Tell City, Bedford locations to also be a part of community college’s new regional group

The Herald-Times
Posted: Saturday, February 8, 2014 12:50 am
By Jon Blau 331-4266 | |

Soon to be connected by I-69, the cities of Bloomington and Evansville will also be joined by their Ivy Tech Community College campuses.

Ivy Tech’s State Board of Trustees voted Thursday to combine the administrative offices of the Bloomington and Evansville regions, another merger in a series of restructuring moves aimed at reducing administrative costs statewide and allocating more dollars to full-time faculty and advising positions. Lee Marchant, Bloomington’s representative on the board, sponsored the resolution, and it passed unanimously.

The chancellors of the Bloomington and Evansville campuses retired last year, creating an opportunity for Ivy Tech to hire one chancellor to oversee both regions, including locations in Tell City and Bedford. The interim chancellors in Bloomington and Evansville will be asked to evaluate their administrative staffs, consisting of about eight to 10 people on each campus, for potential transfers to full-time faculty and advising positions, according to Ivy Tech President Tom Snyder.
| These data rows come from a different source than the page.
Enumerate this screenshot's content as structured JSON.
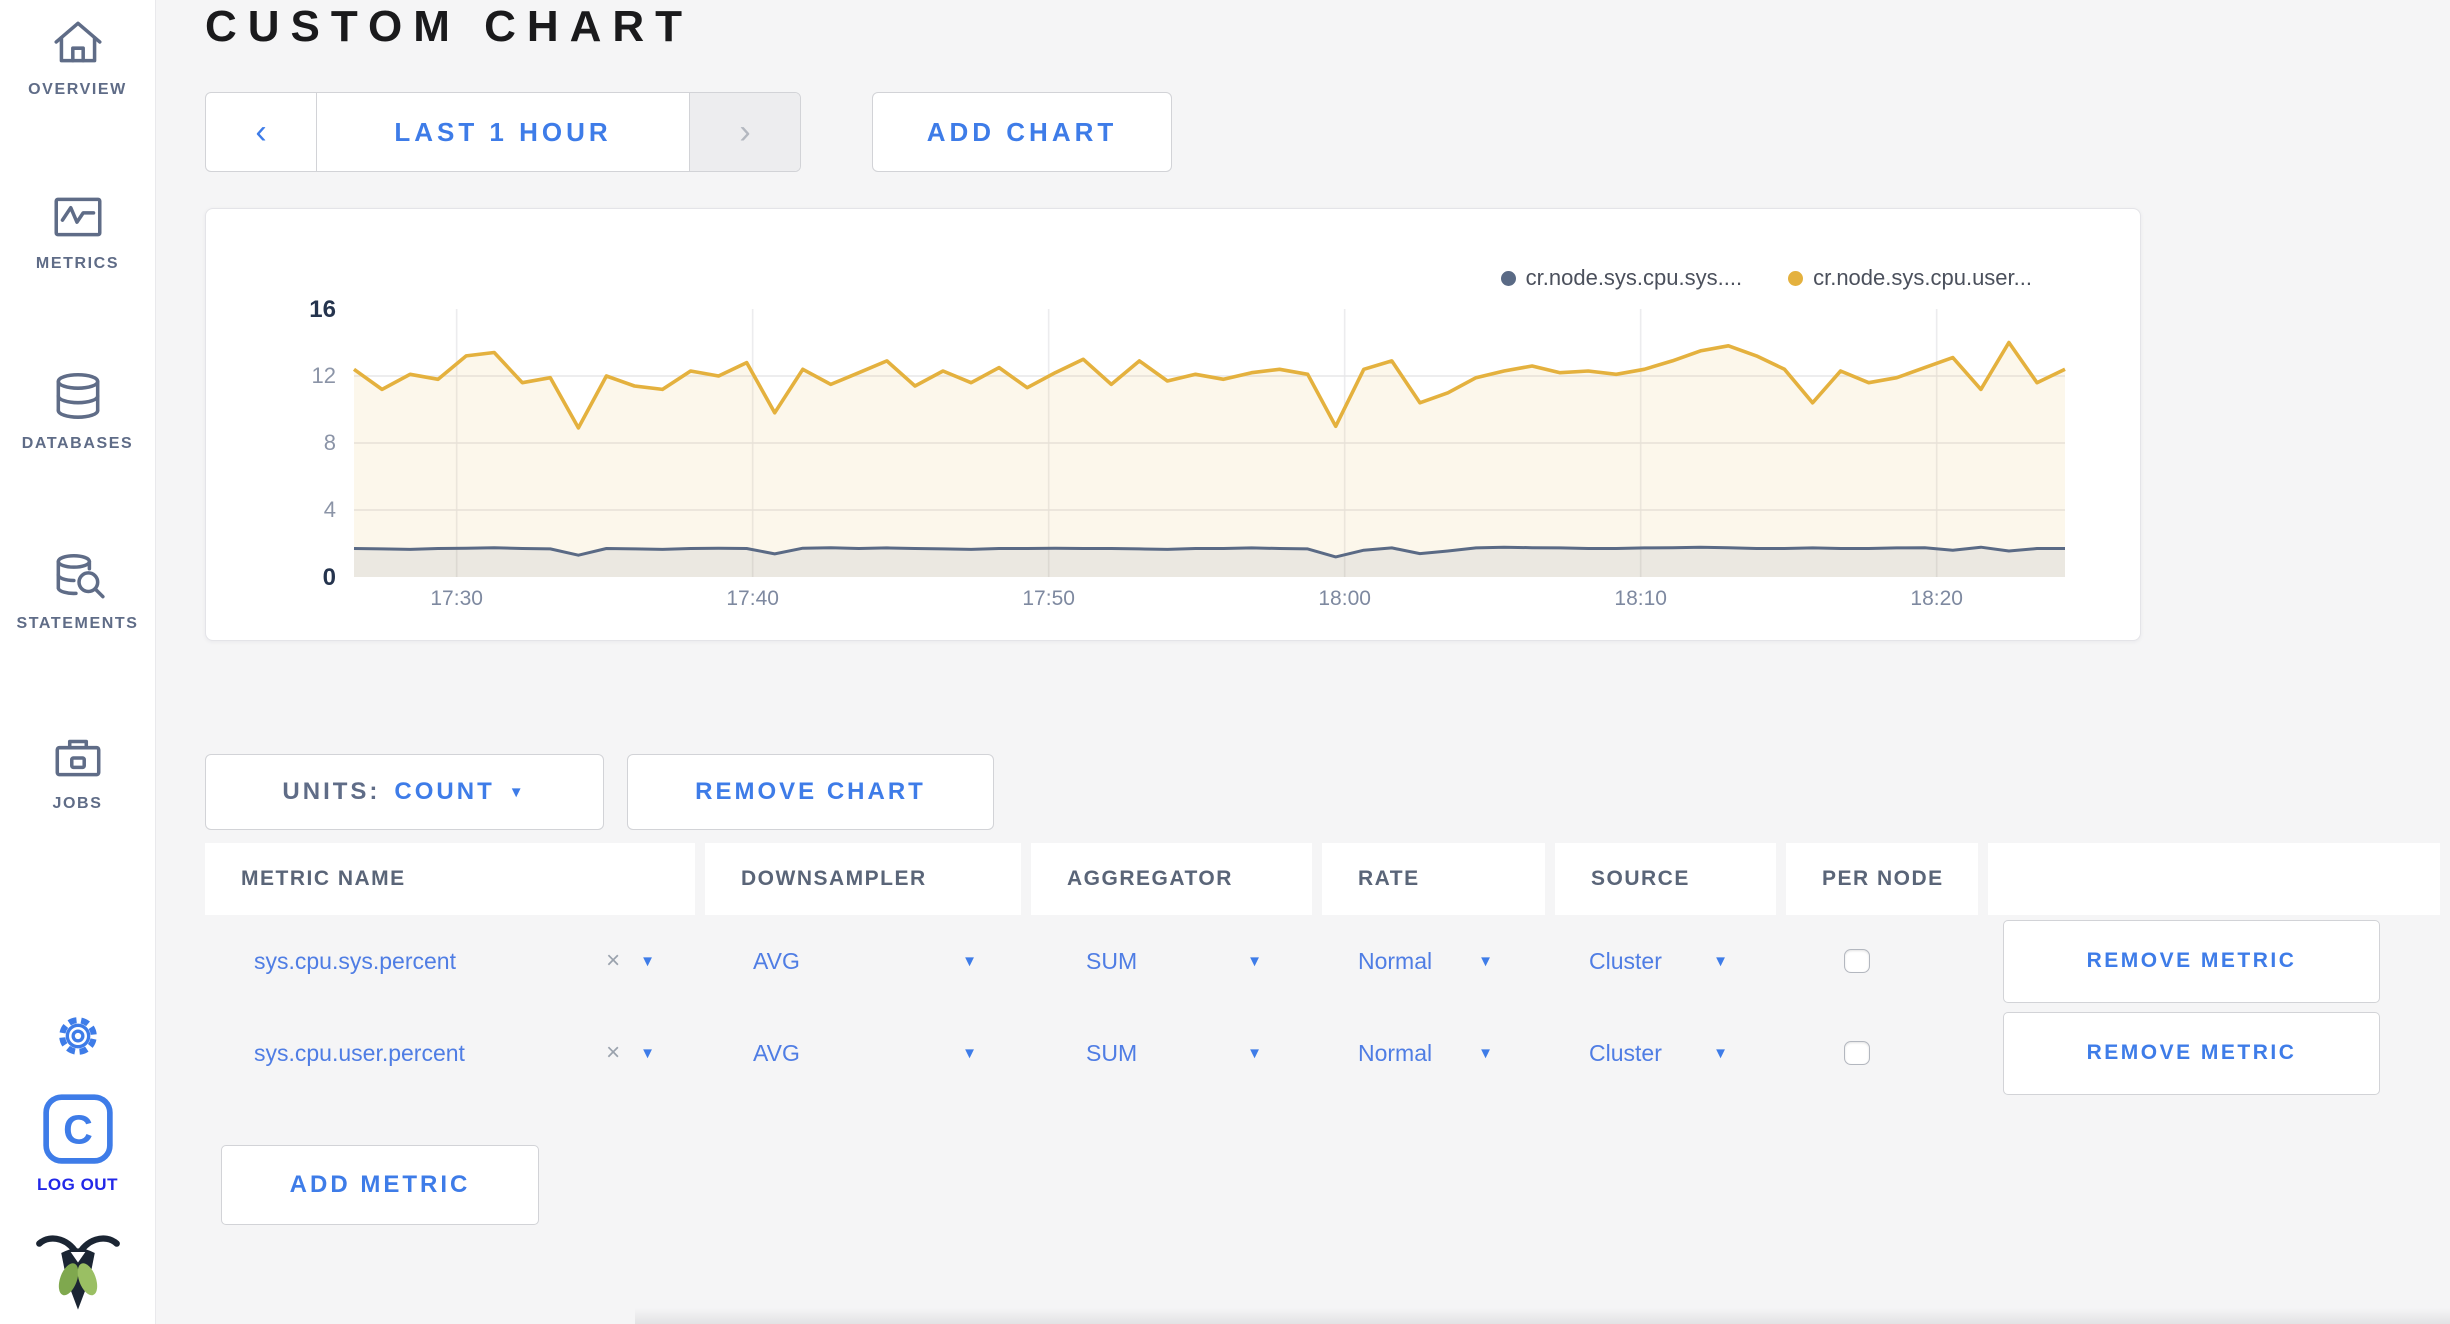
{
  "app": {
    "title": "CUSTOM CHART"
  },
  "icons": {
    "caret_down": "▼",
    "close": "×",
    "chevron_left": "‹",
    "chevron_right": "›"
  },
  "sidebar": {
    "items": [
      {
        "label": "OVERVIEW"
      },
      {
        "label": "METRICS"
      },
      {
        "label": "DATABASES"
      },
      {
        "label": "STATEMENTS"
      },
      {
        "label": "JOBS"
      }
    ],
    "logout_label": "LOG OUT"
  },
  "toolbar": {
    "time_range_label": "LAST 1 HOUR",
    "add_chart_label": "ADD CHART"
  },
  "chart_controls": {
    "units_label": "UNITS:",
    "units_value": "COUNT",
    "remove_chart_label": "REMOVE CHART",
    "add_metric_label": "ADD METRIC"
  },
  "table": {
    "columns": [
      "METRIC NAME",
      "DOWNSAMPLER",
      "AGGREGATOR",
      "RATE",
      "SOURCE",
      "PER NODE",
      ""
    ],
    "remove_metric_label": "REMOVE METRIC",
    "rows": [
      {
        "metric": "sys.cpu.sys.percent",
        "downsampler": "AVG",
        "aggregator": "SUM",
        "rate": "Normal",
        "source": "Cluster",
        "per_node_checked": false
      },
      {
        "metric": "sys.cpu.user.percent",
        "downsampler": "AVG",
        "aggregator": "SUM",
        "rate": "Normal",
        "source": "Cluster",
        "per_node_checked": false
      }
    ]
  },
  "chart_data": {
    "type": "line",
    "title": "",
    "ylim": [
      0,
      16
    ],
    "y_ticks": [
      0,
      4,
      8,
      12,
      16
    ],
    "x_ticks": [
      "17:30",
      "17:40",
      "17:50",
      "18:00",
      "18:10",
      "18:20"
    ],
    "x_tick_fractions": [
      0.06,
      0.233,
      0.406,
      0.579,
      0.752,
      0.925
    ],
    "grid": true,
    "legend_position": "top-right",
    "series": [
      {
        "name": "cr.node.sys.cpu.sys....",
        "color": "#5a6a85",
        "fill": "rgba(90,106,133,0.10)",
        "values": [
          1.7,
          1.68,
          1.65,
          1.7,
          1.72,
          1.75,
          1.7,
          1.68,
          1.3,
          1.7,
          1.68,
          1.65,
          1.7,
          1.72,
          1.7,
          1.38,
          1.72,
          1.75,
          1.7,
          1.74,
          1.7,
          1.68,
          1.65,
          1.7,
          1.7,
          1.72,
          1.7,
          1.7,
          1.68,
          1.65,
          1.7,
          1.7,
          1.74,
          1.7,
          1.68,
          1.2,
          1.6,
          1.74,
          1.4,
          1.55,
          1.74,
          1.78,
          1.75,
          1.74,
          1.7,
          1.7,
          1.74,
          1.75,
          1.78,
          1.75,
          1.7,
          1.7,
          1.74,
          1.7,
          1.7,
          1.74,
          1.75,
          1.6,
          1.78,
          1.55,
          1.7,
          1.7
        ]
      },
      {
        "name": "cr.node.sys.cpu.user...",
        "color": "#e4b13e",
        "fill": "rgba(228,177,62,0.10)",
        "values": [
          12.4,
          11.2,
          12.1,
          11.8,
          13.2,
          13.4,
          11.6,
          11.9,
          8.9,
          12.0,
          11.4,
          11.2,
          12.3,
          12.0,
          12.8,
          9.8,
          12.4,
          11.5,
          12.2,
          12.9,
          11.4,
          12.3,
          11.6,
          12.5,
          11.3,
          12.2,
          13.0,
          11.5,
          12.9,
          11.7,
          12.1,
          11.8,
          12.2,
          12.4,
          12.1,
          9.0,
          12.4,
          12.9,
          10.4,
          11.0,
          11.9,
          12.3,
          12.6,
          12.2,
          12.3,
          12.1,
          12.4,
          12.9,
          13.5,
          13.8,
          13.2,
          12.4,
          10.4,
          12.3,
          11.6,
          11.9,
          12.5,
          13.1,
          11.2,
          14.0,
          11.6,
          12.4
        ]
      }
    ]
  },
  "colors": {
    "accent": "#3e7ce8",
    "logout_blue": "#2228e8",
    "sidebar_text": "#5f6c87",
    "title_text": "#1a1a1c",
    "axis_strong": "#25344e",
    "axis_weak": "#8b94a7",
    "grid_line": "#ececee",
    "panel_bg": "#ffffff",
    "page_bg": "#f5f5f6"
  }
}
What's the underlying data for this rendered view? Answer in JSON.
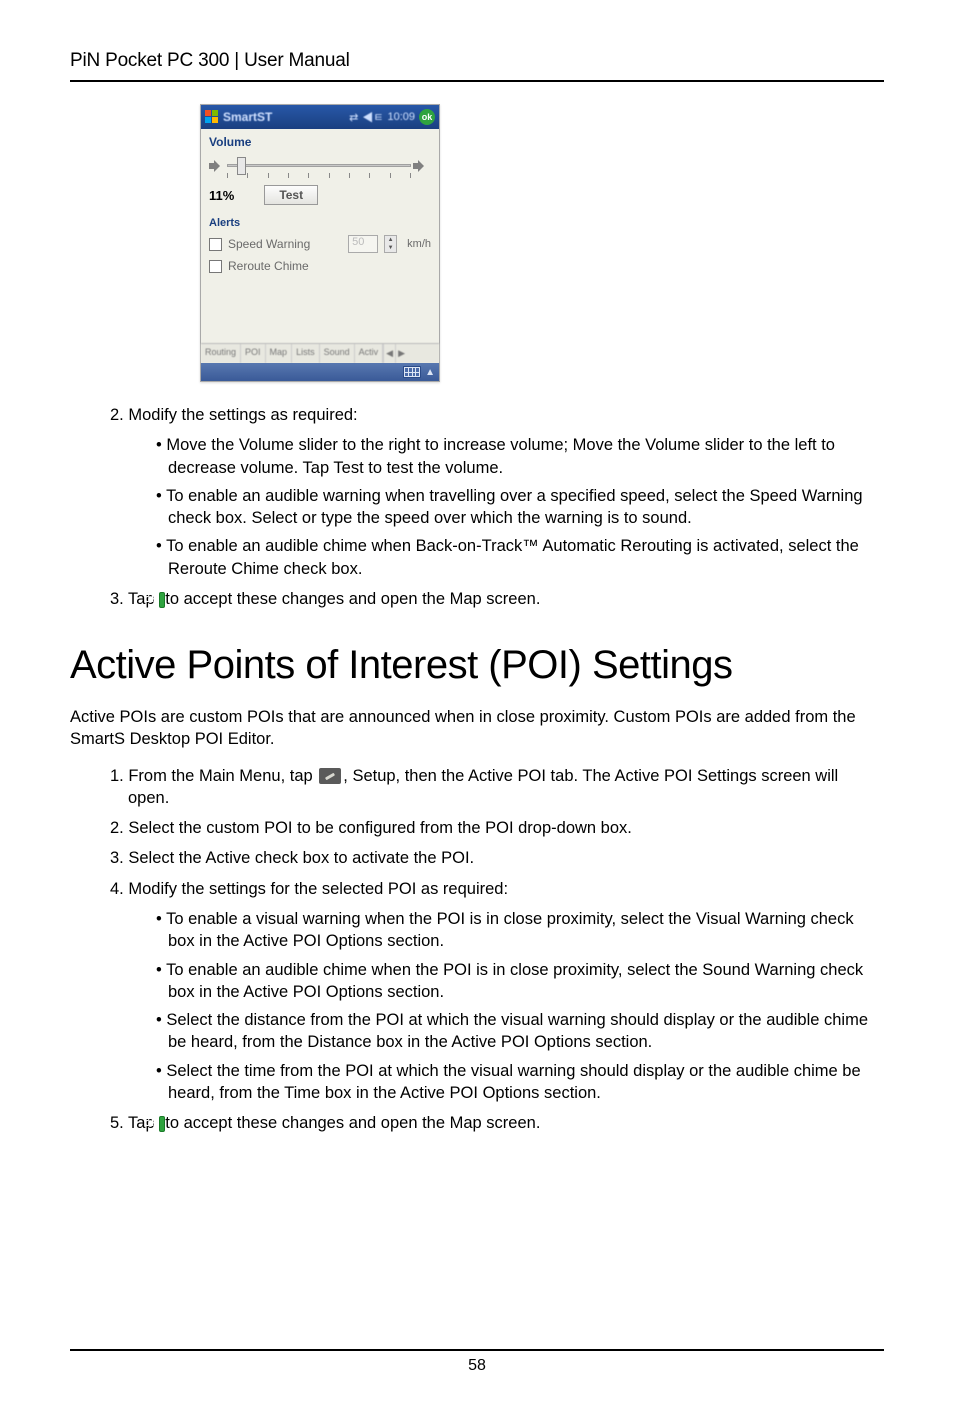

But Ivy Tech has not set either campus up to be the headquarters for the region. Both campuses enroll about 10,000 students, and cuts to administrative lines will affect Bloomington and Evansville evenly, Marchant said. The only decision, which will be left up to the new chancellor, is where he or she wants to live.

Marchant called the merger a “natural fit” because Naval Support Activity Crane sits between the two cities and along I-69. The highway presents an opportunity for Ivy Tech to help drive economic development in the new Bloomington-Evansville region, but Marchant said it would have been hard to support the unification if the interstate wasn’t there to cut drive times between campuses separated by 111 miles.

“Without I-69, I don’t know if this would have been feasible or not,” Marchant said of the highway, which has been completed from Evansville to just south of Bloomington. Section 5, which is in progress, will run from Bloomington to Indianapolis, where Ivy Tech’s central offices are located.

Snyder envisions the new administrative structure as a means toward remaining active in the community despite increasing student populations. The regional chancellor will oversee the administrative load, while the position of vice chancellor will be recast under the title of “college president,” a figurehead responsible for outreach. Cutting administrative positions, Snyder said, will reduce the amount of duplicated work across the region, and the chancellor will be able to work with multiple campuses through virtual meetings and teleconferencing.

The Bloomington-Evansville consolidation came quickly and as a surprise to some of the college’s top donors, however, because the vote was taken only days after they received a mailing listing both Bloomington and Evansville as their own regions. Ivy Tech spokesman Jeff Fanter said the press release included with a letter asking for donations came from the first round of reorganization, when the Columbus campus merged with the southeast region of Batesville, Lawrenceburg and Madison, and no decision had been made before the mailing was sent. The discrepancy was a timing issue, he said.

Marchant, who was appointed a trustee in 2005 by then-Gov. Mitch Daniels, said the idea of centralizing offices for the community college has been on the table since he joined the board. The northwest region, the combination of the South Bend and Gary campuses, was the “beta” to test whether consolidation could work. Those campuses are 60 miles apart, and the trustees believe that region has operated efficiently.

Ivy Tech officials are hoping “synergy” can now stretch from Bloomington to Evansville, and they believe it’s necessary because the community college has gotten the “short end of the stick,” as Marchant put it, in terms of state funding. The college’s regional consolidation plan has brought the total number of chancellors down from a high of 14 to a current total of 10. The number of trustees remains at 14, as required by state law.

John Whikehart, the former chancellor of the Bloomington campus, left the college late in 2013 and became deputy mayor for the city of Bloomington in January. He is still involved with the college, however, and will help with the college’s capital campaign for the expansion of Ivy Tech Bloomington’s main academic building.

“We are going to find someone who can be the face of the community,” Marchant said of finding a new leader in Bloomington. “It will have to be someone who looks like and acts like John.”


About Ivy Tech Community College

Ivy Tech Community College is Indiana's largest public postsecondary institution and the nation's largest singly accredited statewide community college system, accredited by the Higher Learning Commission. Ivy Tech has campuses throughout Indiana and also serves thousands of students annually online. It serves as the state's engine of workforce development, offering associate degrees, long- and short-term certificate programs, industry certifications, and training that aligns with the needs of the community. The College provides a seamless transfer to other colleges and universities in Indiana, as well as out of state, for a more affordable route to a bachelor's degree.